*** Opening SOURCE MATERIAL ***

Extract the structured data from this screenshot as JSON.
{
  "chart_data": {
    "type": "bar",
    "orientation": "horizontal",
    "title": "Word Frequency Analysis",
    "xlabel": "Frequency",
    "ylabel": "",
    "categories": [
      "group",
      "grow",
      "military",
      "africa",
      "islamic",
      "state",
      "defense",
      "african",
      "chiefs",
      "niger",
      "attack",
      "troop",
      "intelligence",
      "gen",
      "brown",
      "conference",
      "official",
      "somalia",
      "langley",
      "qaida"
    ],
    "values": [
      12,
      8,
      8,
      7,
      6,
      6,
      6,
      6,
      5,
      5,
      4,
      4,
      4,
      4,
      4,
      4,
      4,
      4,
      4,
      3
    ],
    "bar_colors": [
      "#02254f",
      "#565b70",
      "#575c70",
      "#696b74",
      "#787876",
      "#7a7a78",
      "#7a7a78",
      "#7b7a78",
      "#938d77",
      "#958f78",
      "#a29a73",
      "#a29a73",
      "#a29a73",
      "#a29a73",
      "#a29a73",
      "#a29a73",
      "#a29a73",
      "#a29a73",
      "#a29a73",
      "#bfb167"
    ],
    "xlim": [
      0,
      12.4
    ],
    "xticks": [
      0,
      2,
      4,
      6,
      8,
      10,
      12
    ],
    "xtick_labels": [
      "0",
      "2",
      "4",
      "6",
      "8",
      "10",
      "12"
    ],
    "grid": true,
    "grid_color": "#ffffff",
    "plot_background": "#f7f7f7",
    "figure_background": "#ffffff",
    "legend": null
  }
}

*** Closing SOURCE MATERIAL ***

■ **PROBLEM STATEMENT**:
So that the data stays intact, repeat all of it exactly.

■ **WRITTEN SOLUTION**:
Extract the structured data from this screenshot as JSON.
{
  "chart_data": {
    "type": "bar",
    "orientation": "horizontal",
    "title": "Word Frequency Analysis",
    "xlabel": "Frequency",
    "ylabel": "",
    "categories": [
      "group",
      "grow",
      "military",
      "africa",
      "islamic",
      "state",
      "defense",
      "african",
      "chiefs",
      "niger",
      "attack",
      "troop",
      "intelligence",
      "gen",
      "brown",
      "conference",
      "official",
      "somalia",
      "langley",
      "qaida"
    ],
    "values": [
      12,
      8,
      8,
      7,
      6,
      6,
      6,
      6,
      5,
      5,
      4,
      4,
      4,
      4,
      4,
      4,
      4,
      4,
      4,
      3
    ],
    "bar_colors": [
      "#02254f",
      "#565b70",
      "#575c70",
      "#696b74",
      "#787876",
      "#7a7a78",
      "#7a7a78",
      "#7b7a78",
      "#938d77",
      "#958f78",
      "#a29a73",
      "#a29a73",
      "#a29a73",
      "#a29a73",
      "#a29a73",
      "#a29a73",
      "#a29a73",
      "#a29a73",
      "#a29a73",
      "#bfb167"
    ],
    "xlim": [
      0,
      12.4
    ],
    "xticks": [
      0,
      2,
      4,
      6,
      8,
      10,
      12
    ],
    "xtick_labels": [
      "0",
      "2",
      "4",
      "6",
      "8",
      "10",
      "12"
    ],
    "grid": true,
    "grid_color": "#ffffff",
    "plot_background": "#f7f7f7",
    "figure_background": "#ffffff",
    "legend": null
  }
}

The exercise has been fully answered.